■ **PROBLEM REQUIREMENTS**
Copy each line from the entries that the word "subtitle" appears in.

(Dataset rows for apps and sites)
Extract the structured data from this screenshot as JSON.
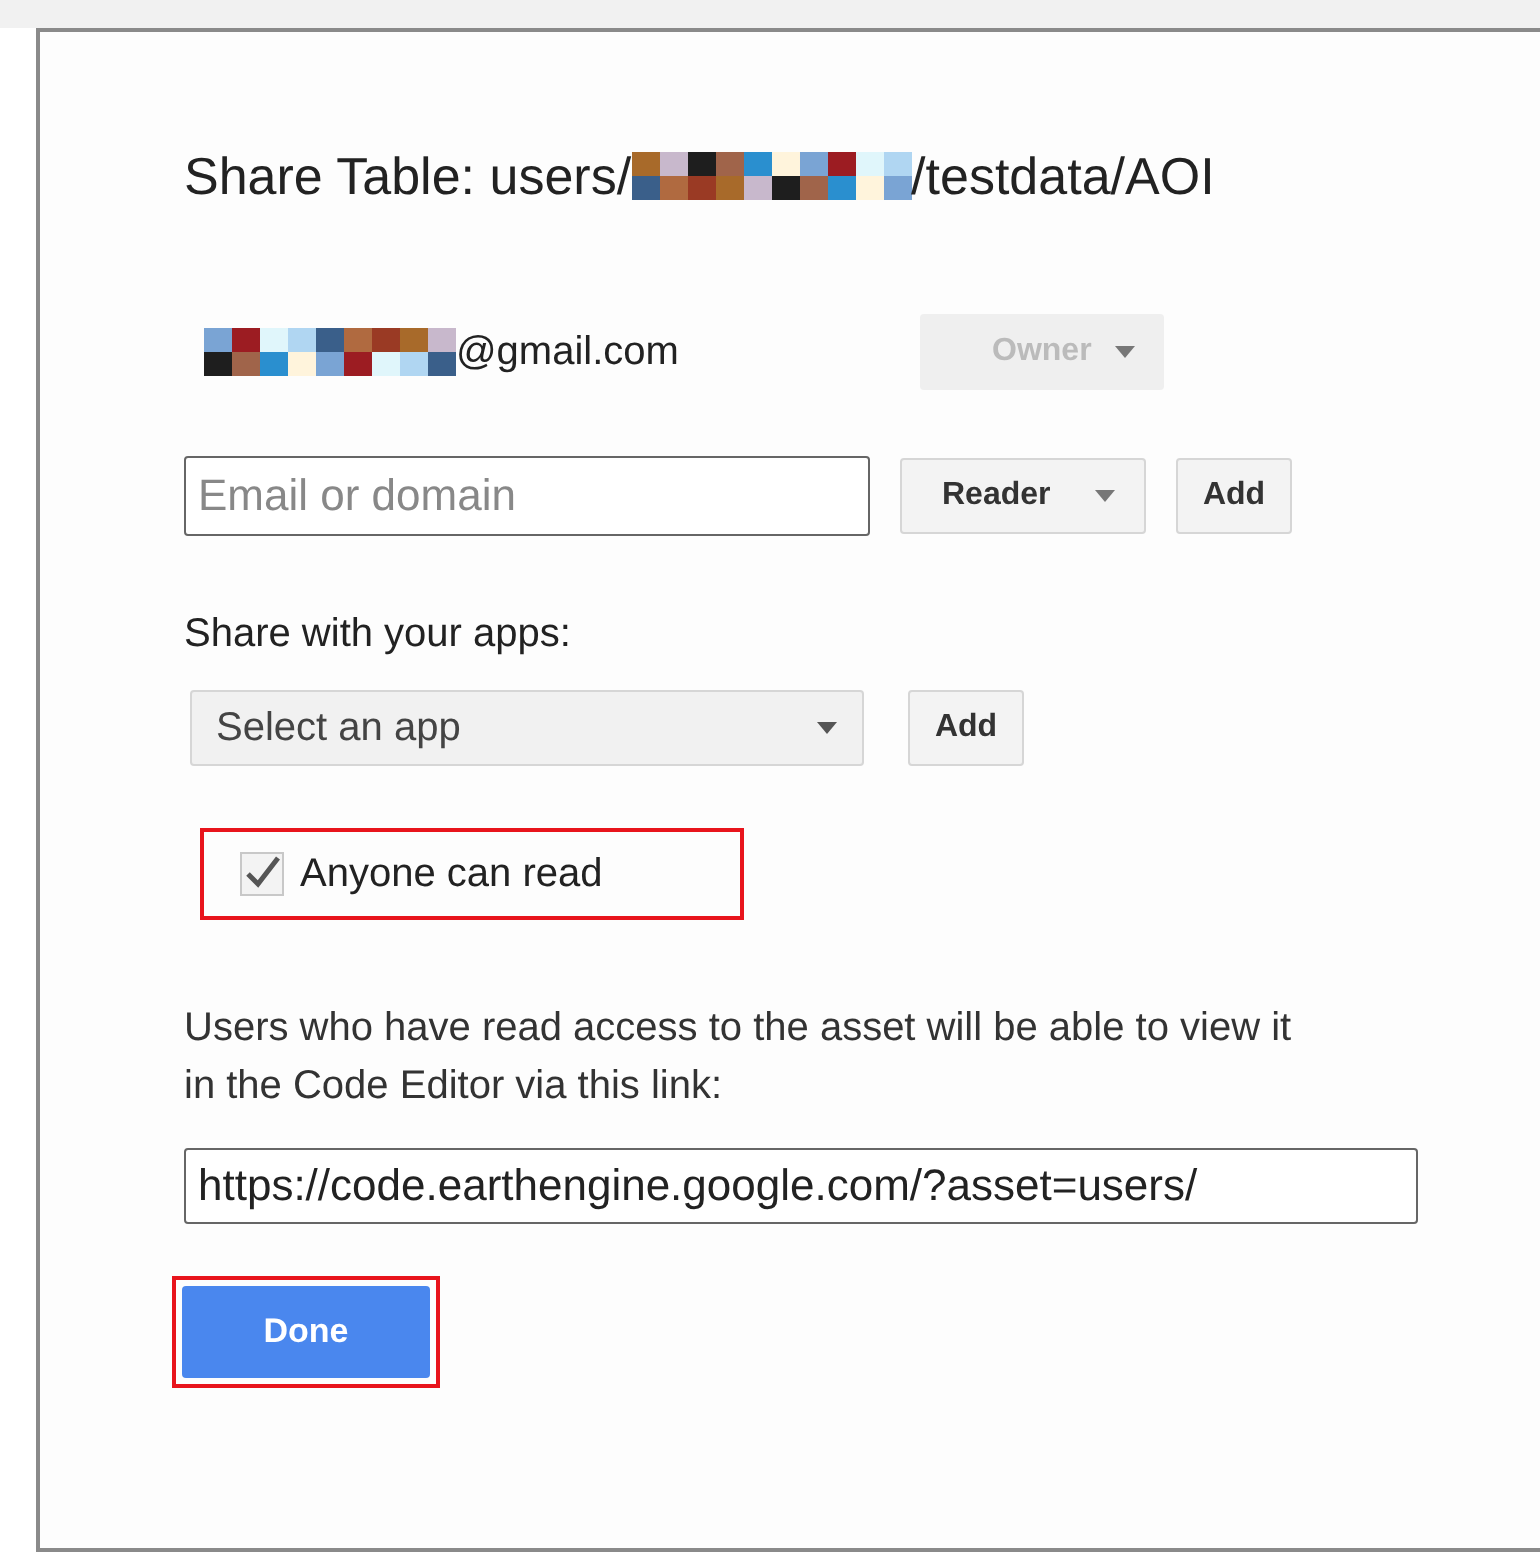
{
  "dialog": {
    "title_prefix": "Share Table: users/",
    "title_suffix": "/testdata/AOI"
  },
  "owner": {
    "email_suffix": "@gmail.com",
    "role": "Owner",
    "disabled": true
  },
  "add_user": {
    "placeholder": "Email or domain",
    "role": "Reader",
    "button": "Add"
  },
  "apps": {
    "label": "Share with your apps:",
    "placeholder": "Select an app",
    "button": "Add"
  },
  "anyone_can_read": {
    "label": "Anyone can read",
    "checked": true,
    "highlighted": true
  },
  "info": "Users who have read access to the asset will be able to view it in the Code Editor via this link:",
  "link": {
    "value": "https://code.earthengine.google.com/?asset=users/"
  },
  "done": {
    "label": "Done",
    "highlighted": true
  }
}
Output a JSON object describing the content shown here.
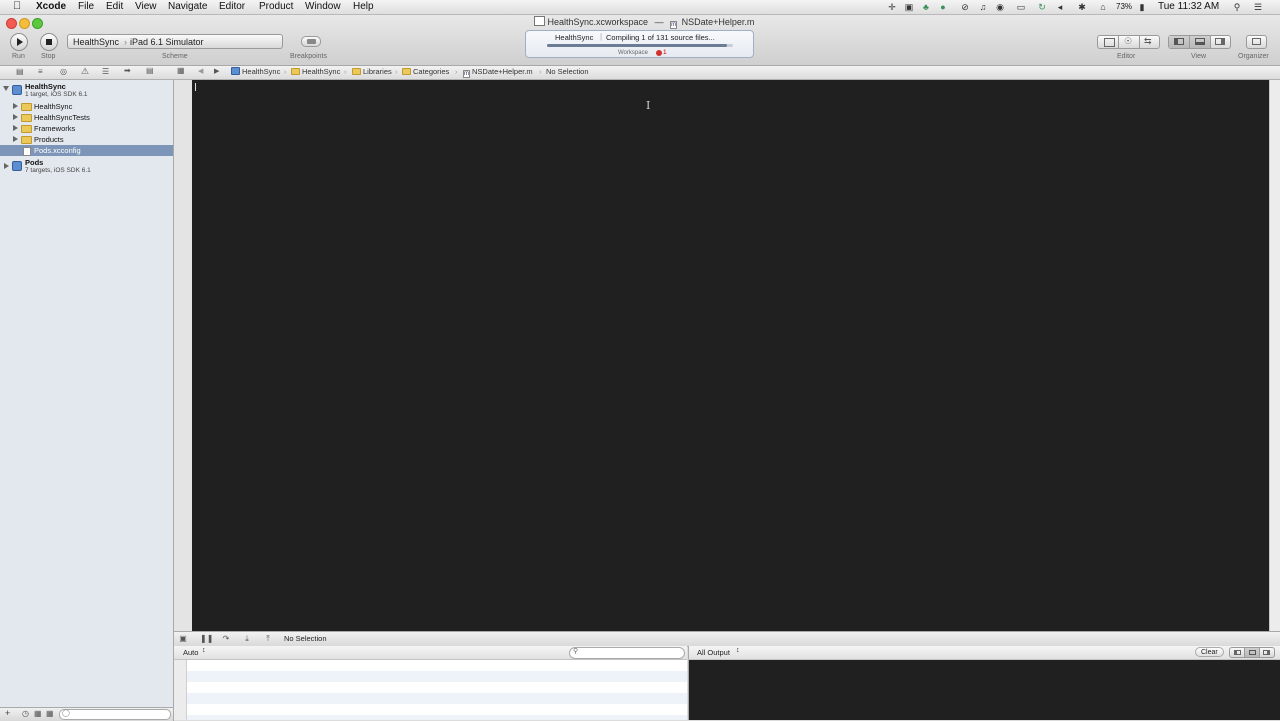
{
  "menubar": {
    "app": "Xcode",
    "items": [
      "File",
      "Edit",
      "View",
      "Navigate",
      "Editor",
      "Product",
      "Window",
      "Help"
    ],
    "battery": "73%",
    "clock": "Tue 11:32 AM"
  },
  "window": {
    "title_workspace": "HealthSync.xcworkspace",
    "title_sep": "—",
    "title_file": "NSDate+Helper.m"
  },
  "toolbar": {
    "run_label": "Run",
    "stop_label": "Stop",
    "scheme_label": "Scheme",
    "scheme_target": "HealthSync",
    "scheme_destination": "iPad 6.1 Simulator",
    "breakpoints_label": "Breakpoints",
    "editor_label": "Editor",
    "view_label": "View",
    "organizer_label": "Organizer"
  },
  "activity": {
    "project": "HealthSync",
    "status": "Compiling 1 of 131 source files...",
    "progress": 0.97,
    "workspace_label": "Workspace",
    "error_count": "1"
  },
  "pathbar": {
    "crumbs": [
      "HealthSync",
      "HealthSync",
      "Libraries",
      "Categories",
      "NSDate+Helper.m",
      "No Selection"
    ]
  },
  "navigator": {
    "project": {
      "name": "HealthSync",
      "subtitle": "1 target, iOS SDK 6.1"
    },
    "groups": [
      "HealthSync",
      "HealthSyncTests",
      "Frameworks",
      "Products"
    ],
    "selected_file": "Pods.xcconfig",
    "pods": {
      "name": "Pods",
      "subtitle": "7 targets, iOS SDK 6.1"
    }
  },
  "debug": {
    "selection": "No Selection",
    "variables_scope": "Auto",
    "output_scope": "All Output",
    "clear_label": "Clear"
  },
  "colors": {
    "editor_bg": "#202020",
    "selection": "#7c95b8",
    "error": "#d32f2f"
  }
}
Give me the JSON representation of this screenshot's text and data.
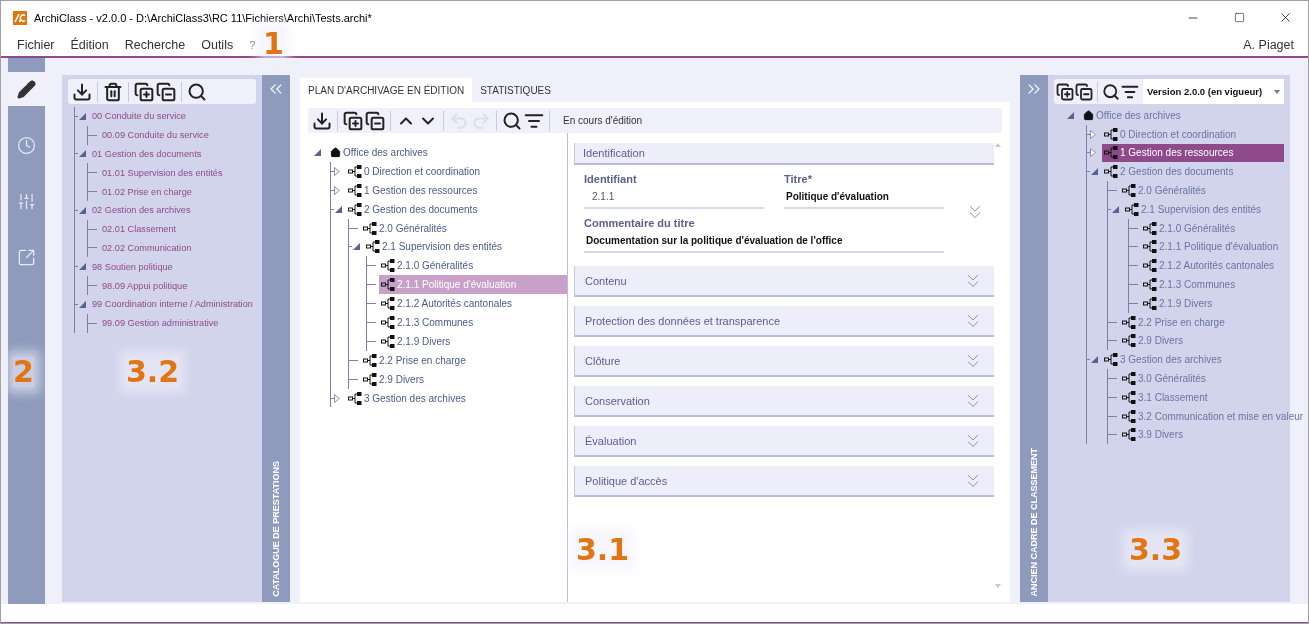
{
  "window": {
    "title": "ArchiClass - v2.0.0 - D:\\ArchiClass3\\RC 11\\Fichiers\\Archi\\Tests.archi*"
  },
  "menu": [
    {
      "label": "Fichier"
    },
    {
      "label": "Édition"
    },
    {
      "label": "Recherche"
    },
    {
      "label": "Outils"
    },
    {
      "label": "?"
    }
  ],
  "user": "A. Piaget",
  "nav": [
    {
      "kind": "edit",
      "selected": true
    },
    {
      "kind": "history",
      "selected": false
    },
    {
      "kind": "settings",
      "selected": false
    },
    {
      "kind": "export",
      "selected": false
    }
  ],
  "catalogue": {
    "title": "CATALOGUE DE PRESTATIONS",
    "toolbar": [
      [
        {
          "kind": "download"
        }
      ],
      [
        {
          "kind": "delete"
        }
      ],
      [
        {
          "kind": "expand"
        },
        {
          "kind": "collapse"
        }
      ],
      [
        {
          "kind": "search"
        }
      ]
    ],
    "tree": [
      {
        "label": "00 Conduite du service",
        "expanded": true,
        "selected": false,
        "children": [
          {
            "label": "00.09 Conduite du service",
            "selected": false
          }
        ]
      },
      {
        "label": "01 Gestion des documents",
        "expanded": true,
        "selected": false,
        "children": [
          {
            "label": "01.01 Supervision des entités",
            "selected": false
          },
          {
            "label": "01.02 Prise en charge",
            "selected": false
          }
        ]
      },
      {
        "label": "02 Gestion des archives",
        "expanded": true,
        "selected": false,
        "children": [
          {
            "label": "02.01 Classement",
            "selected": false
          },
          {
            "label": "02.02 Communication",
            "selected": false
          }
        ]
      },
      {
        "label": "98 Soutien politique",
        "expanded": true,
        "selected": false,
        "children": [
          {
            "label": "98.09 Appui politique",
            "selected": false
          }
        ]
      },
      {
        "label": "99 Coordination interne / Administration",
        "expanded": true,
        "selected": false,
        "children": [
          {
            "label": "99.09 Gestion administrative",
            "selected": false
          }
        ]
      }
    ]
  },
  "editor": {
    "tabs": [
      {
        "label": "PLAN D'ARCHIVAGE EN ÉDITION",
        "selected": true
      },
      {
        "label": "STATISTIQUES",
        "selected": false
      }
    ],
    "toolbar": [
      [
        {
          "kind": "download",
          "disabled": false
        }
      ],
      [
        {
          "kind": "expand",
          "disabled": false
        },
        {
          "kind": "collapse",
          "disabled": false
        }
      ],
      [
        {
          "kind": "up",
          "disabled": false
        },
        {
          "kind": "down",
          "disabled": false
        }
      ],
      [
        {
          "kind": "undo",
          "disabled": true
        },
        {
          "kind": "redo",
          "disabled": true
        }
      ],
      [
        {
          "kind": "search",
          "disabled": false
        },
        {
          "kind": "filter",
          "disabled": false
        }
      ]
    ],
    "status": "En cours d'édition",
    "tree": [
      {
        "label": "Office des archives",
        "expanded": true,
        "selected": false,
        "children": [
          {
            "label": "0 Direction et coordination",
            "expanded": false,
            "selected": false
          },
          {
            "label": "1 Gestion des ressources",
            "expanded": false,
            "selected": false
          },
          {
            "label": "2 Gestion des documents",
            "expanded": true,
            "selected": false,
            "children": [
              {
                "label": "2.0 Généralités",
                "selected": false
              },
              {
                "label": "2.1 Supervision des entités",
                "expanded": true,
                "selected": false,
                "children": [
                  {
                    "label": "2.1.0 Généralités",
                    "selected": false
                  },
                  {
                    "label": "2.1.1 Politique d'évaluation",
                    "selected": true
                  },
                  {
                    "label": "2.1.2 Autorités cantonales",
                    "selected": false
                  },
                  {
                    "label": "2.1.3 Communes",
                    "selected": false
                  },
                  {
                    "label": "2.1.9 Divers",
                    "selected": false
                  }
                ]
              },
              {
                "label": "2.2 Prise en charge",
                "selected": false
              },
              {
                "label": "2.9 Divers",
                "selected": false
              }
            ]
          },
          {
            "label": "3 Gestion des archives",
            "expanded": false,
            "selected": false
          }
        ]
      }
    ],
    "form": {
      "sections": [
        {
          "title": "Identification",
          "expanded": true,
          "fields": [
            {
              "label": "Identifiant",
              "value": "2.1.1",
              "disabled": true
            },
            {
              "label": "Titre*",
              "value": "Politique d'évaluation",
              "disabled": false
            },
            {
              "label": "Commentaire du titre",
              "value": "Documentation sur la politique d'évaluation de l'office",
              "disabled": false
            }
          ]
        },
        {
          "title": "Contenu",
          "expanded": false
        },
        {
          "title": "Protection des données et transparence",
          "expanded": false
        },
        {
          "title": "Clôture",
          "expanded": false
        },
        {
          "title": "Conservation",
          "expanded": false
        },
        {
          "title": "Évaluation",
          "expanded": false
        },
        {
          "title": "Politique d'accès",
          "expanded": false
        }
      ]
    }
  },
  "old_frame": {
    "title": "ANCIEN CADRE DE CLASSEMENT",
    "toolbar": [
      [
        {
          "kind": "expand"
        },
        {
          "kind": "collapse"
        }
      ],
      [
        {
          "kind": "search"
        },
        {
          "kind": "filter"
        }
      ]
    ],
    "version": "Version 2.0.0 (en vigueur)",
    "tree": [
      {
        "label": "Office des archives",
        "expanded": true,
        "selected": false,
        "children": [
          {
            "label": "0 Direction et coordination",
            "expanded": false,
            "selected": false
          },
          {
            "label": "1 Gestion des ressources",
            "expanded": false,
            "selected": true
          },
          {
            "label": "2 Gestion des documents",
            "expanded": true,
            "selected": false,
            "children": [
              {
                "label": "2.0 Généralités",
                "selected": false
              },
              {
                "label": "2.1 Supervision des entités",
                "expanded": true,
                "selected": false,
                "children": [
                  {
                    "label": "2.1.0 Généralités",
                    "selected": false
                  },
                  {
                    "label": "2.1.1 Politique d'évaluation",
                    "selected": false
                  },
                  {
                    "label": "2.1.2 Autorités cantonales",
                    "selected": false
                  },
                  {
                    "label": "2.1.3 Communes",
                    "selected": false
                  },
                  {
                    "label": "2.1.9 Divers",
                    "selected": false
                  }
                ]
              },
              {
                "label": "2.2 Prise en charge",
                "selected": false
              },
              {
                "label": "2.9 Divers",
                "selected": false
              }
            ]
          },
          {
            "label": "3 Gestion des archives",
            "expanded": true,
            "selected": false,
            "children": [
              {
                "label": "3.0 Généralités",
                "selected": false
              },
              {
                "label": "3.1 Classement",
                "selected": false
              },
              {
                "label": "3.2 Communication et mise en valeur",
                "selected": false
              },
              {
                "label": "3.9 Divers",
                "selected": false
              }
            ]
          }
        ]
      }
    ]
  },
  "annotations": [
    {
      "label": "1"
    },
    {
      "label": "2"
    },
    {
      "label": "3.2"
    },
    {
      "label": "3.1"
    },
    {
      "label": "3.3"
    }
  ]
}
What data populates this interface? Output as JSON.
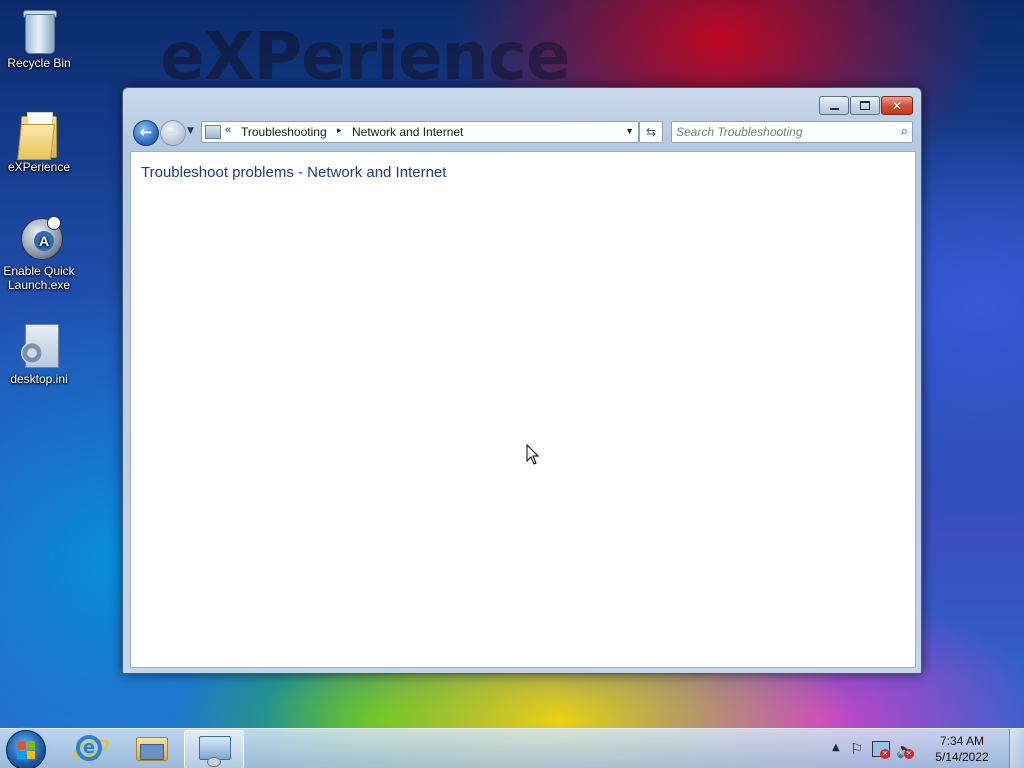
{
  "desktop": {
    "wallpaper_text": "eXPerience",
    "icons": [
      {
        "label": "Recycle Bin",
        "icon": "recycle-bin-icon"
      },
      {
        "label": "eXPerience",
        "icon": "folder-icon"
      },
      {
        "label": "Enable Quick Launch.exe",
        "icon": "app-icon"
      },
      {
        "label": "desktop.ini",
        "icon": "ini-file-icon"
      }
    ]
  },
  "window": {
    "caption": {
      "minimize": "minimize-icon",
      "maximize": "maximize-icon",
      "close": "close-icon"
    },
    "address": {
      "overflow": "«",
      "crumbs": [
        "Troubleshooting",
        "Network and Internet"
      ],
      "separator": "▸"
    },
    "search": {
      "placeholder": "Search Troubleshooting",
      "value": ""
    },
    "content": {
      "title": "Troubleshoot problems - Network and Internet"
    }
  },
  "taskbar": {
    "pinned": [
      "internet-explorer-icon",
      "windows-explorer-icon",
      "control-panel-icon"
    ],
    "active": "control-panel-icon",
    "tray": {
      "time": "7:34 AM",
      "date": "5/14/2022"
    }
  },
  "colors": {
    "link_blue": "#1e3a8c",
    "close_red": "#c03a22",
    "taskbar": "#b4c9e0"
  }
}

■ **RESPONSE**
      "subtitle": "1 target, iOS SDK 6.1"
      "subtitle": "7 targets, iOS SDK 6.1"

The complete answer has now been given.